“It’ll give you options that still fit with your vision, not a straightjacket that binds you to the past,” she noted.
What is fundamental, however, is that one’s BD plan be compatible with the personality of that boutique firm leader, Ms Prodonovich argued.
“It’s important because to maintain a consistent focus, especially in these times, you need to enjoy what you are doing. So often, business development activities cross over into your personal life and time. The benefit of having BD activities that fit with your personality is that you won’t resent the blurred boundaries between your professional and personal life,” she explained.
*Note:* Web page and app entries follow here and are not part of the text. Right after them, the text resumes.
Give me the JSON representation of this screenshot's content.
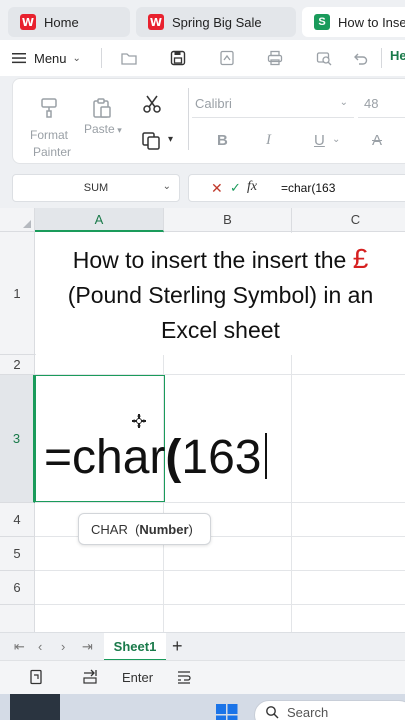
{
  "tabs": [
    {
      "label": "Home",
      "icon": "wps-logo-icon"
    },
    {
      "label": "Spring Big Sale",
      "icon": "wps-logo-icon"
    },
    {
      "label": "How to Insert",
      "icon": "spreadsheet-logo-icon"
    }
  ],
  "menubar": {
    "menu_label": "Menu",
    "next_tab_label": "He"
  },
  "ribbon": {
    "format_painter_line1": "Format",
    "format_painter_line2": "Painter",
    "paste_label": "Paste",
    "font_name": "Calibri",
    "font_size": "48",
    "bold": "B",
    "italic": "I",
    "underline": "U",
    "strike": "A"
  },
  "formula_bar": {
    "name_box": "SUM",
    "fx": "fx",
    "formula": "=char(163"
  },
  "grid": {
    "columns": [
      "A",
      "B",
      "C"
    ],
    "rows": [
      "1",
      "2",
      "3",
      "4",
      "5",
      "6"
    ],
    "title_line1": "How to insert the insert the",
    "title_pound": "£",
    "title_line2": "(Pound Sterling Symbol) in an",
    "title_line3": "Excel sheet",
    "formula_prefix": "=char",
    "formula_paren": "(",
    "formula_suffix": "163"
  },
  "tooltip": {
    "func": "CHAR",
    "arg_open": "(",
    "arg": "Number",
    "arg_close": ")"
  },
  "sheets": {
    "active": "Sheet1",
    "add": "+"
  },
  "actionbar": {
    "enter_label": "Enter"
  },
  "taskbar": {
    "search_label": "Search"
  },
  "colors": {
    "accent_green": "#1a9b5b",
    "brand_red": "#e8212e",
    "pound_red": "#d62020"
  }
}
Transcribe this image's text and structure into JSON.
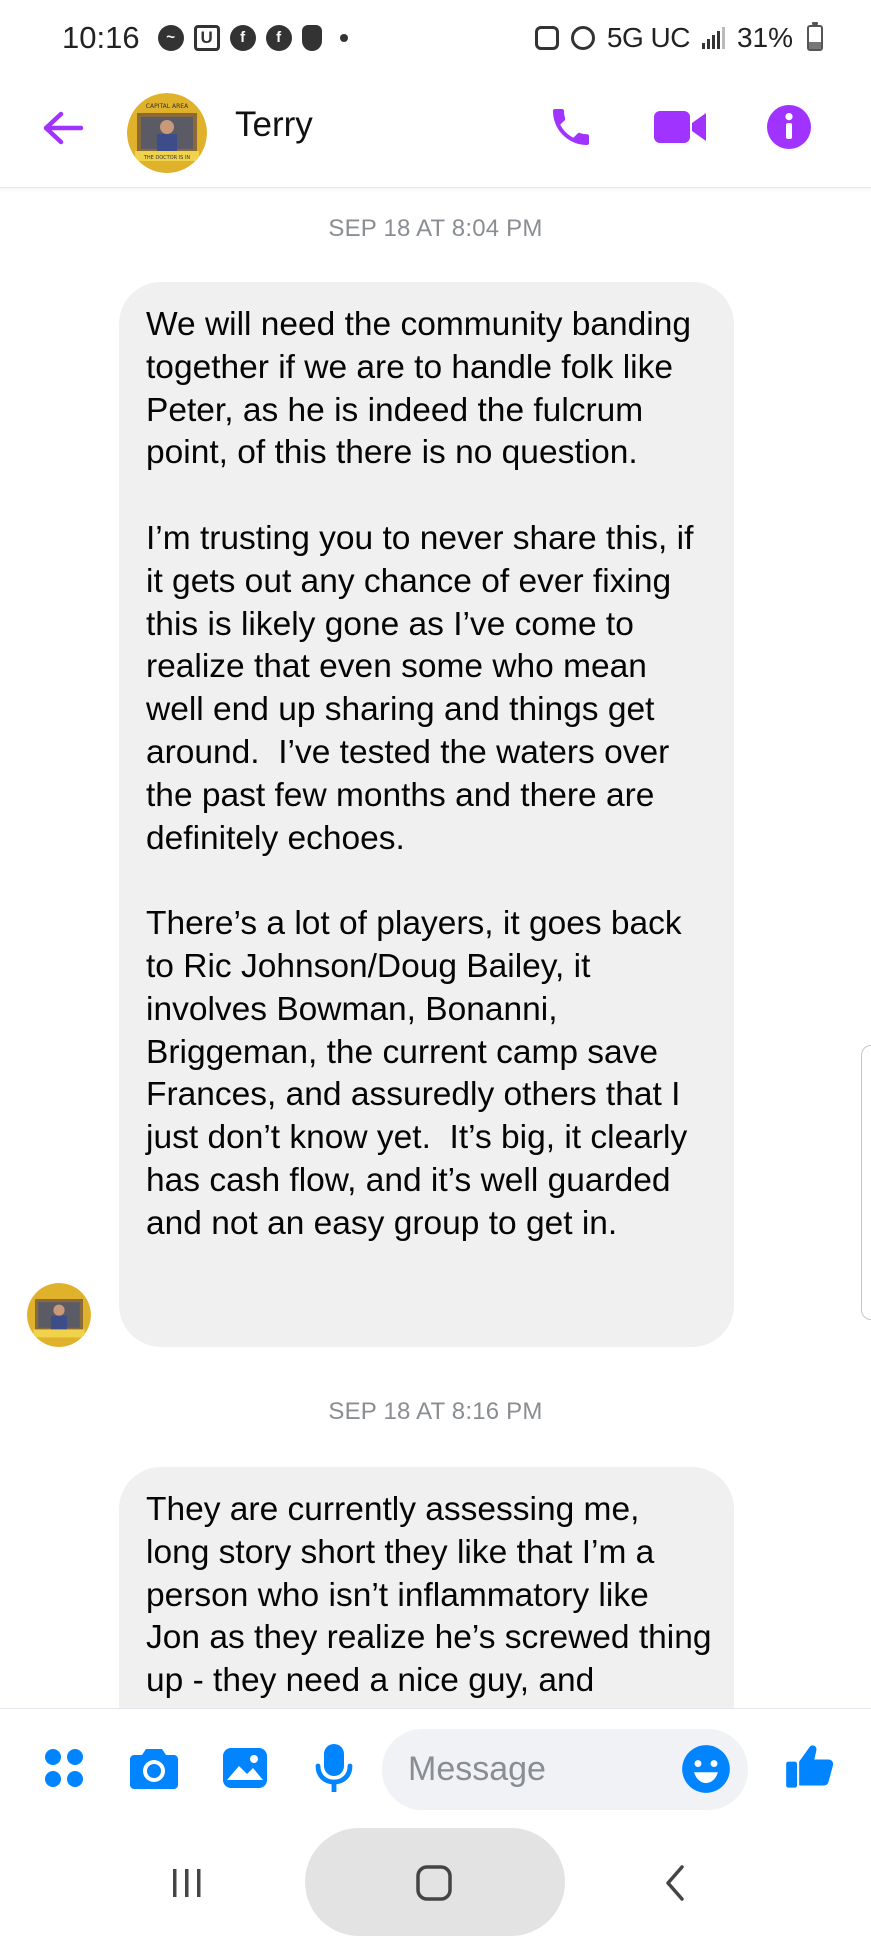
{
  "status_bar": {
    "time": "10:16",
    "network": "5G UC",
    "battery": "31%",
    "battery_level": 0.31
  },
  "header": {
    "contact_name": "Terry",
    "accent_color": "#a033ff",
    "avatar_caption_top": "CAPITAL AREA",
    "avatar_caption_bottom": "THE DOCTOR IS IN"
  },
  "conversation": {
    "messages": [
      {
        "timestamp": "SEP 18 AT 8:04 PM",
        "text": "We will need the community banding together if we are to handle folk like Peter, as he is indeed the fulcrum point, of this there is no question.\n\nI’m trusting you to never share this, if it gets out any chance of ever fixing this is likely gone as I’ve come to realize that even some who mean well end up sharing and things get around.  I’ve tested the waters over the past few months and there are definitely echoes.\n\nThere’s a lot of players, it goes back to Ric Johnson/Doug Bailey, it involves Bowman, Bonanni, Briggeman, the current camp save Frances, and assuredly others that I just don’t know yet.  It’s big, it clearly has cash flow, and it’s well guarded and not an easy group to get in."
      },
      {
        "timestamp": "SEP 18 AT 8:16 PM",
        "text": "They are currently assessing me, long story short they like that I’m a person who isn’t inflammatory like Jon as they realize he’s screwed thing up - they need a nice guy, and"
      }
    ]
  },
  "composer": {
    "placeholder": "Message",
    "value": "",
    "accent_color": "#0084ff"
  }
}
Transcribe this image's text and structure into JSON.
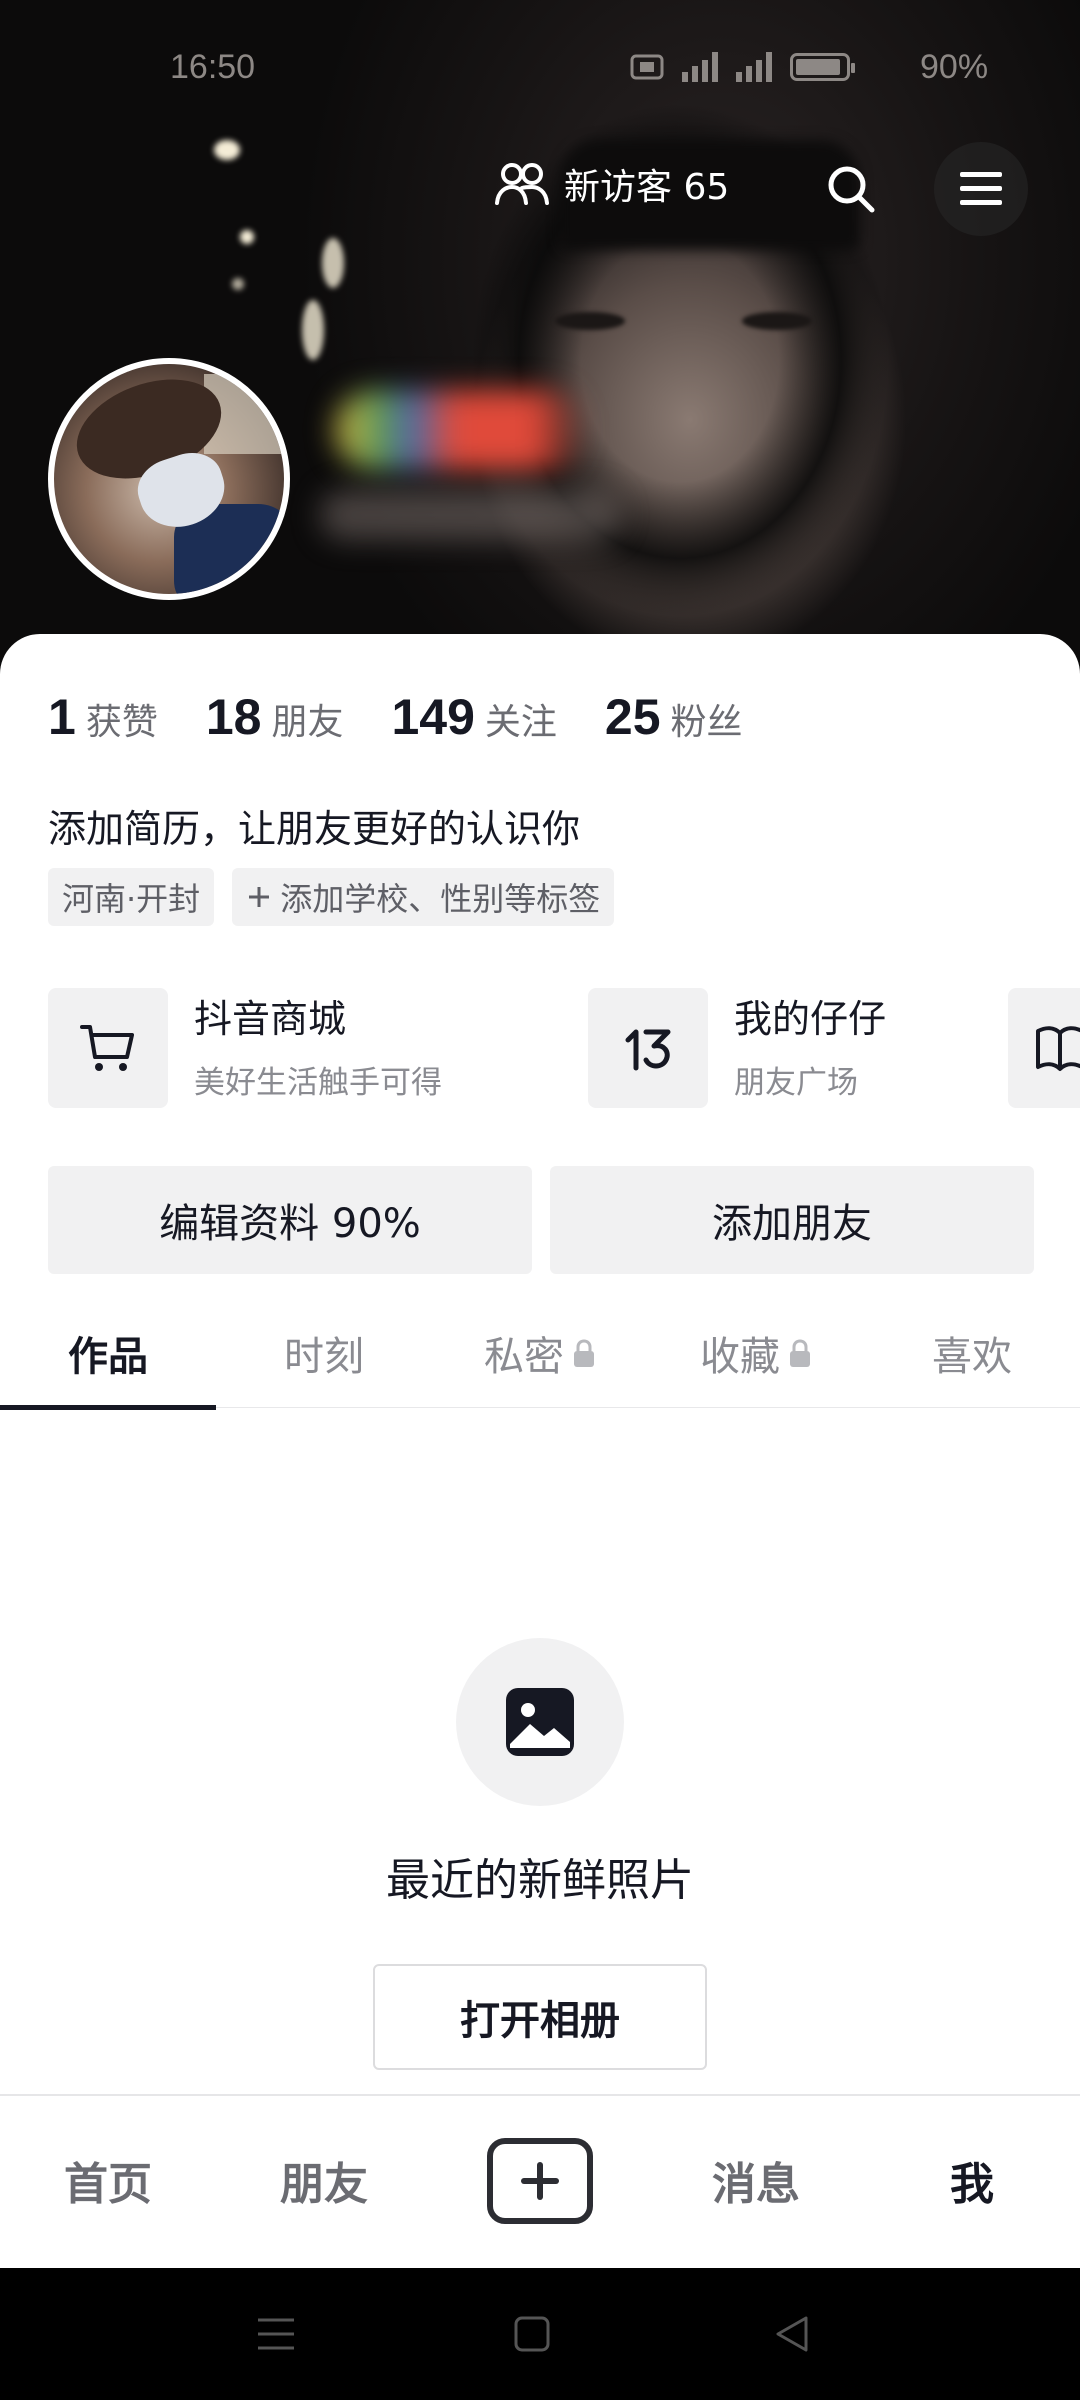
{
  "status_bar": {
    "time": "16:50",
    "battery": "90%",
    "battery_level": 0.9
  },
  "header": {
    "visitors_label": "新访客 65"
  },
  "stats": [
    {
      "num": "1",
      "label": "获赞"
    },
    {
      "num": "18",
      "label": "朋友"
    },
    {
      "num": "149",
      "label": "关注"
    },
    {
      "num": "25",
      "label": "粉丝"
    }
  ],
  "profile": {
    "bio": "添加简历，让朋友更好的认识你",
    "location_tag": "河南·开封",
    "add_tag_label": "添加学校、性别等标签"
  },
  "services": [
    {
      "title": "抖音商城",
      "subtitle": "美好生活触手可得",
      "icon": "cart-icon"
    },
    {
      "title": "我的仔仔",
      "subtitle": "朋友广场",
      "icon": "zaizai-icon"
    },
    {
      "icon": "book-icon"
    }
  ],
  "actions": {
    "edit_profile": "编辑资料 90%",
    "add_friend": "添加朋友"
  },
  "tabs": [
    {
      "label": "作品",
      "active": true
    },
    {
      "label": "时刻"
    },
    {
      "label": "私密",
      "locked": true
    },
    {
      "label": "收藏",
      "locked": true
    },
    {
      "label": "喜欢"
    }
  ],
  "empty_state": {
    "title": "最近的新鲜照片",
    "button": "打开相册",
    "icon": "image-icon"
  },
  "bottom_nav": {
    "home": "首页",
    "friends": "朋友",
    "messages": "消息",
    "me": "我"
  },
  "colors": {
    "text_primary": "#161823",
    "text_secondary": "#8a8b91",
    "chip_bg": "#f1f1f2"
  }
}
“This is still a people business – especially for boutique firms that rely much more on the expertise of individuals. In my experience people are attracted to working with people who enjoy what they do and who they work with.”
A boutique firm leader is more likely, Ms Prodonovich continued, to “continue doing something that aligns with your personal style and values – and people are attracted to people who are like them”.
“It’s a faster route to building trusted relationships,” she surmised.
“So, if you’d rather stick pins in your eyes than go to a networking event then don’t go. Find something else that demonstrates your expertise.”
This strategy becomes even more pertinent, she added, in the age of coronavirus.
“In times of uncertainty or anxiousness, we need people around us who we actually look forward to speaking with. The conversations with clients and colleagues who are also friends [are] good for the brain. It [helps stop] one spiralling into a more stressful situation,” she said.
Those who fail to develop a BD plan in alignment with their personality risk resenting the daily grind of legal practice, and things will not get done, Ms Prodonovich warned.
“It’ll take you twice as long or you’ll find [workarounds] that never quite do the job properly. In a nutshell you’ll waste your time or you’ll tick a box and won’t be too happy for it!” she said.
“Consider the personal attributes and ways of doing business of your client and your team. Some firms use personal profile assessment which can be an excellent start in understanding communication styles and what makes people tick.”